§ What the exercise asks
Character for character, reproduce every entry below.
● ● ● ● ●
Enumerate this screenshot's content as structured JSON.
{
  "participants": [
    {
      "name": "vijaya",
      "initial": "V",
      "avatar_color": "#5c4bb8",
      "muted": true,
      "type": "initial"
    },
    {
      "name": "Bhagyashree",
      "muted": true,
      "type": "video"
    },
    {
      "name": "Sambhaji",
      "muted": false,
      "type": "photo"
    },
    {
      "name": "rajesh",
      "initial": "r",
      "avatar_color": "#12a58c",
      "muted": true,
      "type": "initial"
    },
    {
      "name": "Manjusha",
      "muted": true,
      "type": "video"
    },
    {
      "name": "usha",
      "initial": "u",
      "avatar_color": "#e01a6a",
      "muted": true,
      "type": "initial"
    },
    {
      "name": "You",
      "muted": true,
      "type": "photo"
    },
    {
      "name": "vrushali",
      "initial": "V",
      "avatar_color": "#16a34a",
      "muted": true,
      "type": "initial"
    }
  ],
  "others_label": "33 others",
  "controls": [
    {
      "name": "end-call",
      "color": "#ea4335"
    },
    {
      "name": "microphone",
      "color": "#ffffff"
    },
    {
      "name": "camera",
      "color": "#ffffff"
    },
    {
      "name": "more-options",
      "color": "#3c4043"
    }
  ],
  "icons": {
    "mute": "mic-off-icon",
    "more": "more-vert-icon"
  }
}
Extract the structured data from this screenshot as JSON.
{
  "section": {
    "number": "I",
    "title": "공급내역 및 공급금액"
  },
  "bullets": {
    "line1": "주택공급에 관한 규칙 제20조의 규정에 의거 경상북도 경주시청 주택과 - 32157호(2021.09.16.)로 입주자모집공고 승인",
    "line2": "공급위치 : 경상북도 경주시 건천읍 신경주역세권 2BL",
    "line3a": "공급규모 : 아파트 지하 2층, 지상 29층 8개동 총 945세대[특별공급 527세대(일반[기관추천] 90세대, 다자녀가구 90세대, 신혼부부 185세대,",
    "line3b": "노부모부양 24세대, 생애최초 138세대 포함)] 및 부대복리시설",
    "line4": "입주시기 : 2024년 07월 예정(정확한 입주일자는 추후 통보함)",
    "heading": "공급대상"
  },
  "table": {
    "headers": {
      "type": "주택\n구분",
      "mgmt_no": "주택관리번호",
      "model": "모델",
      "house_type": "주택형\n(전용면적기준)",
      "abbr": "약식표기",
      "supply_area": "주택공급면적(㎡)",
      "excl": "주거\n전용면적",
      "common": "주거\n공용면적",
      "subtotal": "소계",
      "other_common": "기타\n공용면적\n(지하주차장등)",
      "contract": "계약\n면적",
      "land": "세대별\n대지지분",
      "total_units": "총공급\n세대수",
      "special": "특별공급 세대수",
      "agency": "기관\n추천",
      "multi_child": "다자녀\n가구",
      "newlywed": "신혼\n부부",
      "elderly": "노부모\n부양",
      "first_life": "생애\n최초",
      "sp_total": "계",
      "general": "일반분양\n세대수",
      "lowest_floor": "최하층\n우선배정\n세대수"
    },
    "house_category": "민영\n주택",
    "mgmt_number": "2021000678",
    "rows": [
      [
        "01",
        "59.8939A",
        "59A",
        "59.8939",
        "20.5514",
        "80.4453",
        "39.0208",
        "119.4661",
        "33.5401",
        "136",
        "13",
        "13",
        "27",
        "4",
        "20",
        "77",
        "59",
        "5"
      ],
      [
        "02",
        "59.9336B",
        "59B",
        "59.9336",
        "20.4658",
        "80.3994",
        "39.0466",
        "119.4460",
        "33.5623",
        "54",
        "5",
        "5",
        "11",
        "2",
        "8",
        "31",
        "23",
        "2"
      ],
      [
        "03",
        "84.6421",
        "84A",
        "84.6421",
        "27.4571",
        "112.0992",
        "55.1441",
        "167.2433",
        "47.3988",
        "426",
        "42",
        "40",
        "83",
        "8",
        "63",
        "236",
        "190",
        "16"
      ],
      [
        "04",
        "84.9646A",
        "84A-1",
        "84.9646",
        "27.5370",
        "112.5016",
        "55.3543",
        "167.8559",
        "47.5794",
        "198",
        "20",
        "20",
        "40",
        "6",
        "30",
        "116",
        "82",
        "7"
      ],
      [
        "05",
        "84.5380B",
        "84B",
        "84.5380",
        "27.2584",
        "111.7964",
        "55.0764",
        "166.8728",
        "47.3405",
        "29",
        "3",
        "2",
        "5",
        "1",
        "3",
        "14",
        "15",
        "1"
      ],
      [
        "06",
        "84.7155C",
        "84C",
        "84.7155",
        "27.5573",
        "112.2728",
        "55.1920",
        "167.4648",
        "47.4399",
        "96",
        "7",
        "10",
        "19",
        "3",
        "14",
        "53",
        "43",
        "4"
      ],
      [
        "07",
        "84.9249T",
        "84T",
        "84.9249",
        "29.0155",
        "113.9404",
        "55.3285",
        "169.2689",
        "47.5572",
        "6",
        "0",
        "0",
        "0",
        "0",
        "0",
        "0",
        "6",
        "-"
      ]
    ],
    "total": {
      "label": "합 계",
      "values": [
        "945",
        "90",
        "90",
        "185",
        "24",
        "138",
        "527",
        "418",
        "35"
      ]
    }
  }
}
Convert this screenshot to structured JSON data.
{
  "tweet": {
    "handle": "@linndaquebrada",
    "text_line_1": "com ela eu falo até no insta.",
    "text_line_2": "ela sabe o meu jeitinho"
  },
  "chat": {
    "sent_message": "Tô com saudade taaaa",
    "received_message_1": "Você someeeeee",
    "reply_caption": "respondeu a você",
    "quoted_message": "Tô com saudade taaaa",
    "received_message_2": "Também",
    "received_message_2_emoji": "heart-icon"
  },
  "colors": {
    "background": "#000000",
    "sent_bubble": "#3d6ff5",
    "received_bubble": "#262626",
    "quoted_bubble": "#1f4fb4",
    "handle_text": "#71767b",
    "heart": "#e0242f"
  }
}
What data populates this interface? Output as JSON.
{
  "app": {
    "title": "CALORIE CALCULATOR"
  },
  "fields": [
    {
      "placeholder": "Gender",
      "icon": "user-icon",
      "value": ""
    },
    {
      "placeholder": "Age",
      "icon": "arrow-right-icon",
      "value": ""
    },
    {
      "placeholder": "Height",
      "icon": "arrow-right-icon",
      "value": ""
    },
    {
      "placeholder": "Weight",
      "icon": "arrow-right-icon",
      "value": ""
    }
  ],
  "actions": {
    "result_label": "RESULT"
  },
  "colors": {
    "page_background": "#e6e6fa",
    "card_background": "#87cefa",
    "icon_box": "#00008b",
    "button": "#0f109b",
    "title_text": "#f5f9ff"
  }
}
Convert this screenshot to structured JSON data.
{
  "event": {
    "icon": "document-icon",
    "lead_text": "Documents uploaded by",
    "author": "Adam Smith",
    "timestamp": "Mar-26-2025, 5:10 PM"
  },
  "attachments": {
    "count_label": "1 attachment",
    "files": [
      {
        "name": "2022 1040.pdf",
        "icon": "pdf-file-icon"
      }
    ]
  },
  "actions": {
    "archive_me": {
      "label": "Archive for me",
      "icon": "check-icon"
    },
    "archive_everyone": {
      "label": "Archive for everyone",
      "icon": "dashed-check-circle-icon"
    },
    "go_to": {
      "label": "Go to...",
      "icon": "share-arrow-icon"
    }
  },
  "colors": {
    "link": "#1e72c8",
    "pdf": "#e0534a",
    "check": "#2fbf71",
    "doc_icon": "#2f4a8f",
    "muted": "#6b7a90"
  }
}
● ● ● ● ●
§ Result of the exercise
Enumerate this screenshot's content as structured JSON.
{
  "participants": [
    {
      "name": "vijaya",
      "initial": "V",
      "avatar_color": "#5c4bb8",
      "muted": true,
      "type": "initial"
    },
    {
      "name": "Bhagyashree",
      "muted": true,
      "type": "video"
    },
    {
      "name": "Sambhaji",
      "muted": false,
      "type": "photo"
    },
    {
      "name": "rajesh",
      "initial": "r",
      "avatar_color": "#12a58c",
      "muted": true,
      "type": "initial"
    },
    {
      "name": "Manjusha",
      "muted": true,
      "type": "video"
    },
    {
      "name": "usha",
      "initial": "u",
      "avatar_color": "#e01a6a",
      "muted": true,
      "type": "initial"
    },
    {
      "name": "You",
      "muted": true,
      "type": "photo"
    },
    {
      "name": "vrushali",
      "initial": "V",
      "avatar_color": "#16a34a",
      "muted": true,
      "type": "initial"
    }
  ],
  "others_label": "33 others",
  "controls": [
    {
      "name": "end-call",
      "color": "#ea4335"
    },
    {
      "name": "microphone",
      "color": "#ffffff"
    },
    {
      "name": "camera",
      "color": "#ffffff"
    },
    {
      "name": "more-options",
      "color": "#3c4043"
    }
  ],
  "icons": {
    "mute": "mic-off-icon",
    "more": "more-vert-icon"
  }
}
Extract the structured data from this screenshot as JSON.
{
  "section": {
    "number": "I",
    "title": "공급내역 및 공급금액"
  },
  "bullets": {
    "line1": "주택공급에 관한 규칙 제20조의 규정에 의거 경상북도 경주시청 주택과 - 32157호(2021.09.16.)로 입주자모집공고 승인",
    "line2": "공급위치 : 경상북도 경주시 건천읍 신경주역세권 2BL",
    "line3a": "공급규모 : 아파트 지하 2층, 지상 29층 8개동 총 945세대[특별공급 527세대(일반[기관추천] 90세대, 다자녀가구 90세대, 신혼부부 185세대,",
    "line3b": "노부모부양 24세대, 생애최초 138세대 포함)] 및 부대복리시설",
    "line4": "입주시기 : 2024년 07월 예정(정확한 입주일자는 추후 통보함)",
    "heading": "공급대상"
  },
  "table": {
    "headers": {
      "type": "주택\n구분",
      "mgmt_no": "주택관리번호",
      "model": "모델",
      "house_type": "주택형\n(전용면적기준)",
      "abbr": "약식표기",
      "supply_area": "주택공급면적(㎡)",
      "excl": "주거\n전용면적",
      "common": "주거\n공용면적",
      "subtotal": "소계",
      "other_common": "기타\n공용면적\n(지하주차장등)",
      "contract": "계약\n면적",
      "land": "세대별\n대지지분",
      "total_units": "총공급\n세대수",
      "special": "특별공급 세대수",
      "agency": "기관\n추천",
      "multi_child": "다자녀\n가구",
      "newlywed": "신혼\n부부",
      "elderly": "노부모\n부양",
      "first_life": "생애\n최초",
      "sp_total": "계",
      "general": "일반분양\n세대수",
      "lowest_floor": "최하층\n우선배정\n세대수"
    },
    "house_category": "민영\n주택",
    "mgmt_number": "2021000678",
    "rows": [
      [
        "01",
        "59.8939A",
        "59A",
        "59.8939",
        "20.5514",
        "80.4453",
        "39.0208",
        "119.4661",
        "33.5401",
        "136",
        "13",
        "13",
        "27",
        "4",
        "20",
        "77",
        "59",
        "5"
      ],
      [
        "02",
        "59.9336B",
        "59B",
        "59.9336",
        "20.4658",
        "80.3994",
        "39.0466",
        "119.4460",
        "33.5623",
        "54",
        "5",
        "5",
        "11",
        "2",
        "8",
        "31",
        "23",
        "2"
      ],
      [
        "03",
        "84.6421",
        "84A",
        "84.6421",
        "27.4571",
        "112.0992",
        "55.1441",
        "167.2433",
        "47.3988",
        "426",
        "42",
        "40",
        "83",
        "8",
        "63",
        "236",
        "190",
        "16"
      ],
      [
        "04",
        "84.9646A",
        "84A-1",
        "84.9646",
        "27.5370",
        "112.5016",
        "55.3543",
        "167.8559",
        "47.5794",
        "198",
        "20",
        "20",
        "40",
        "6",
        "30",
        "116",
        "82",
        "7"
      ],
      [
        "05",
        "84.5380B",
        "84B",
        "84.5380",
        "27.2584",
        "111.7964",
        "55.0764",
        "166.8728",
        "47.3405",
        "29",
        "3",
        "2",
        "5",
        "1",
        "3",
        "14",
        "15",
        "1"
      ],
      [
        "06",
        "84.7155C",
        "84C",
        "84.7155",
        "27.5573",
        "112.2728",
        "55.1920",
        "167.4648",
        "47.4399",
        "96",
        "7",
        "10",
        "19",
        "3",
        "14",
        "53",
        "43",
        "4"
      ],
      [
        "07",
        "84.9249T",
        "84T",
        "84.9249",
        "29.0155",
        "113.9404",
        "55.3285",
        "169.2689",
        "47.5572",
        "6",
        "0",
        "0",
        "0",
        "0",
        "0",
        "0",
        "6",
        "-"
      ]
    ],
    "total": {
      "label": "합 계",
      "values": [
        "945",
        "90",
        "90",
        "185",
        "24",
        "138",
        "527",
        "418",
        "35"
      ]
    }
  }
}
Convert this screenshot to structured JSON data.
{
  "tweet": {
    "handle": "@linndaquebrada",
    "text_line_1": "com ela eu falo até no insta.",
    "text_line_2": "ela sabe o meu jeitinho"
  },
  "chat": {
    "sent_message": "Tô com saudade taaaa",
    "received_message_1": "Você someeeeee",
    "reply_caption": "respondeu a você",
    "quoted_message": "Tô com saudade taaaa",
    "received_message_2": "Também",
    "received_message_2_emoji": "heart-icon"
  },
  "colors": {
    "background": "#000000",
    "sent_bubble": "#3d6ff5",
    "received_bubble": "#262626",
    "quoted_bubble": "#1f4fb4",
    "handle_text": "#71767b",
    "heart": "#e0242f"
  }
}
What data populates this interface? Output as JSON.
{
  "app": {
    "title": "CALORIE CALCULATOR"
  },
  "fields": [
    {
      "placeholder": "Gender",
      "icon": "user-icon",
      "value": ""
    },
    {
      "placeholder": "Age",
      "icon": "arrow-right-icon",
      "value": ""
    },
    {
      "placeholder": "Height",
      "icon": "arrow-right-icon",
      "value": ""
    },
    {
      "placeholder": "Weight",
      "icon": "arrow-right-icon",
      "value": ""
    }
  ],
  "actions": {
    "result_label": "RESULT"
  },
  "colors": {
    "page_background": "#e6e6fa",
    "card_background": "#87cefa",
    "icon_box": "#00008b",
    "button": "#0f109b",
    "title_text": "#f5f9ff"
  }
}
Convert this screenshot to structured JSON data.
{
  "event": {
    "icon": "document-icon",
    "lead_text": "Documents uploaded by",
    "author": "Adam Smith",
    "timestamp": "Mar-26-2025, 5:10 PM"
  },
  "attachments": {
    "count_label": "1 attachment",
    "files": [
      {
        "name": "2022 1040.pdf",
        "icon": "pdf-file-icon"
      }
    ]
  },
  "actions": {
    "archive_me": {
      "label": "Archive for me",
      "icon": "check-icon"
    },
    "archive_everyone": {
      "label": "Archive for everyone",
      "icon": "dashed-check-circle-icon"
    },
    "go_to": {
      "label": "Go to...",
      "icon": "share-arrow-icon"
    }
  },
  "colors": {
    "link": "#1e72c8",
    "pdf": "#e0534a",
    "check": "#2fbf71",
    "doc_icon": "#2f4a8f",
    "muted": "#6b7a90"
  }
}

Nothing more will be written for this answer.